Web-Based Stress Management for Newly Diagnosed Patients With Cancer
An online stress management program may significantly improve the quality of life for patients newly diagnosed with cancer, according to a recent study.
While a diagnosis of cancer may cause major psychological distress for patients, a majority of patients lack psychological support during the period immediately after diagnosis. Internet interventions have shown the ability to help patients overcome many barriers of receiving face-to-face support.
A group of researchers from the University of Basel and University Hospital Basel (Switzerland) conducted a study to assess the feasibility and efficacy of a Web-based stress management program (STREAM) for newly diagnosed patients with cancer. The randomized controlled trial included 129 patients with cancer who had started first-line treatment within the previous 12 weeks from September 2014 through November 2016. Patients were assigned to a therapist-guided Web-based intervention (n = 65) or a wait-list (control group; n = 64), stratified according to pre-determined distress level (≥ 5 v < 5 on scale of 0 to 10).
The primary efficacy endpoint was quality of life after the intervention—measured by the Functional Assessment of Chronic Illness Therapy-Fatigue—and secondary endpoints included distress and anxiety or depression.
Results were published in the Journal of Clinical Oncology (online January 25, 2018; doi:10.1200/JCO.2017.74.8491).

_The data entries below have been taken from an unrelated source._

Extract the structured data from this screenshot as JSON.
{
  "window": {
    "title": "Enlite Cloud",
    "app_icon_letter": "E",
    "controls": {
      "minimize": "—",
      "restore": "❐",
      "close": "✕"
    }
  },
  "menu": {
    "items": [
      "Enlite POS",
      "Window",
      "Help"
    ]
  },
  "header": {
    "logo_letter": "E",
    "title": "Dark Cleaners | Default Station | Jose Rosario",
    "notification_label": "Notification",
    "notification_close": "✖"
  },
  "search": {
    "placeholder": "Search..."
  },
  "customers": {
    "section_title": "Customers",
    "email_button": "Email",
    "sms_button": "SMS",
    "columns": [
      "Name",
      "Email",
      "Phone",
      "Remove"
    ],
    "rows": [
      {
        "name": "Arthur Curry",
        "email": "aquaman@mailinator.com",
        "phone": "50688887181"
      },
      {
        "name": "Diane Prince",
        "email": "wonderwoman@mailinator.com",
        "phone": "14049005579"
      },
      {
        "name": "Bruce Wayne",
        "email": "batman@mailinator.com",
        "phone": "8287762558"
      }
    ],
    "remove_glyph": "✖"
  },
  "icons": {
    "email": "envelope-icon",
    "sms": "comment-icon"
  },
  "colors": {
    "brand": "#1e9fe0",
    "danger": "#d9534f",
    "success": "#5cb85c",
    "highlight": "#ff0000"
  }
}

Researchers noted that adherence to the program was strong, with 80% of patients using at least six of the eight modules offered in the intervention. Psychologists spent 13.3 minutes per week per patients for online guidance.

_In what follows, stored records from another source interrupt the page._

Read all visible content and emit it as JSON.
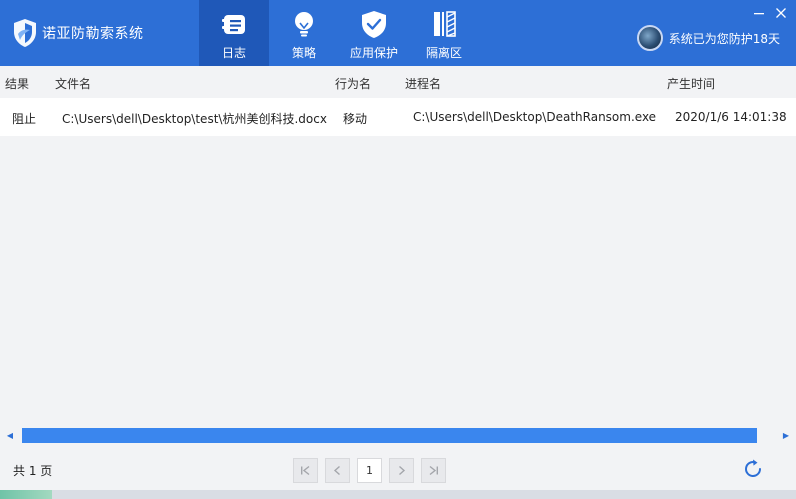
{
  "app": {
    "title": "诺亚防勒索系统",
    "status": "系统已为您防护18天"
  },
  "nav": [
    {
      "label": "日志",
      "icon": "log-icon",
      "active": true
    },
    {
      "label": "策略",
      "icon": "lightbulb-icon",
      "active": false
    },
    {
      "label": "应用保护",
      "icon": "shield-check-icon",
      "active": false
    },
    {
      "label": "隔离区",
      "icon": "quarantine-icon",
      "active": false
    }
  ],
  "table": {
    "headers": {
      "result": "结果",
      "filename": "文件名",
      "action": "行为名",
      "process": "进程名",
      "time": "产生时间"
    },
    "rows": [
      {
        "result": "阻止",
        "filename": "C:\\Users\\dell\\Desktop\\test\\杭州美创科技.docx",
        "action": "移动",
        "process": "C:\\Users\\dell\\Desktop\\DeathRansom.exe",
        "time": "2020/1/6 14:01:38"
      }
    ]
  },
  "pagination": {
    "total_label": "共 1 页",
    "current_page": "1"
  },
  "colors": {
    "header": "#2d6fd6",
    "active_tab": "#1f58b8",
    "scroll_thumb": "#3a86ee"
  }
}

After the intervention, researchers reported that quality of life was significantly higher (mean, 8.59 points; 95% CI, 2.45-14.73; P = .007) and distress significantly lower (Distress Thermometer: mean, -0.85; 95% CI, -1.60 to -0.10; P = .03) in the intervention group compared with the control group.
Researchers acknowledged that changes in anxiety or depression were not significant in the intention-to-treat population (Hospital Anxiety and Depression Scale: mean, -1.28; 95% CI, -3.02 to 0.45; P = .15).

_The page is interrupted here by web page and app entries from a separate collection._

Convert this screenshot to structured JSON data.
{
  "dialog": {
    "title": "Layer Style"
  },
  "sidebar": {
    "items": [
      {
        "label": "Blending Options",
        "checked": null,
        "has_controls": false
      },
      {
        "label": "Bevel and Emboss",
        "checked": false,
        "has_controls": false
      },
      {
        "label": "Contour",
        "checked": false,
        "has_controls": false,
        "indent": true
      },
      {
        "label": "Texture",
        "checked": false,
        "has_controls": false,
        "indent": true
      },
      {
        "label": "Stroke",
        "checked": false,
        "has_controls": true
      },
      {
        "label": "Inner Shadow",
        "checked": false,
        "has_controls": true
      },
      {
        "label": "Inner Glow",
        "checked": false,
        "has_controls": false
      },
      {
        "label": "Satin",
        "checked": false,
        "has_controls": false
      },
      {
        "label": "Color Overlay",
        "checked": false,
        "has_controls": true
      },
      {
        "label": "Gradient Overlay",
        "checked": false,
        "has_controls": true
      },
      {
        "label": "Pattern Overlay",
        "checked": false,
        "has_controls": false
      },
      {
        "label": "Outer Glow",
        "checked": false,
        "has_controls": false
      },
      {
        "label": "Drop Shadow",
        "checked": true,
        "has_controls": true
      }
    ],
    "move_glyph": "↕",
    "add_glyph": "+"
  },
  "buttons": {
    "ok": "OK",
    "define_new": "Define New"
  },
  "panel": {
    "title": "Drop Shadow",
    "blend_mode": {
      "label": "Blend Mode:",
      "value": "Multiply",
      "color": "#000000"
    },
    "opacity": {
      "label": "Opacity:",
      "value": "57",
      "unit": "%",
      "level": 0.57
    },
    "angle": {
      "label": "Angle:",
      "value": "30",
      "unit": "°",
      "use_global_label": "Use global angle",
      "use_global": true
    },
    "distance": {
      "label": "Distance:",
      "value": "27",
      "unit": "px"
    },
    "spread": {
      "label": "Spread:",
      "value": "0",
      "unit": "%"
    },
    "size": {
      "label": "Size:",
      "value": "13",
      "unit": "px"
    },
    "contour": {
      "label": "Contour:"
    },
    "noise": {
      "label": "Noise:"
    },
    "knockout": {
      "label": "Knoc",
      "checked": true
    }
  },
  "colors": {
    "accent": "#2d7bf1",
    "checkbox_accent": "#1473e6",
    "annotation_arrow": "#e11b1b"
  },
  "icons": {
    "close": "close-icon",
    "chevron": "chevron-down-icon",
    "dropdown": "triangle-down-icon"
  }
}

"The results show that web-based self-help with regular email contact with a psychologist has the potential to efficiently support newly diagnosed cancer patients and thereby decisively improves cancer care," researchers wrote. "Digital natives are reaching the age at which the risk for age-related diseases such as cancer increases. Approaches that integrate the internet into patient care will therefore continue to increase in importance."—Zachary Bessette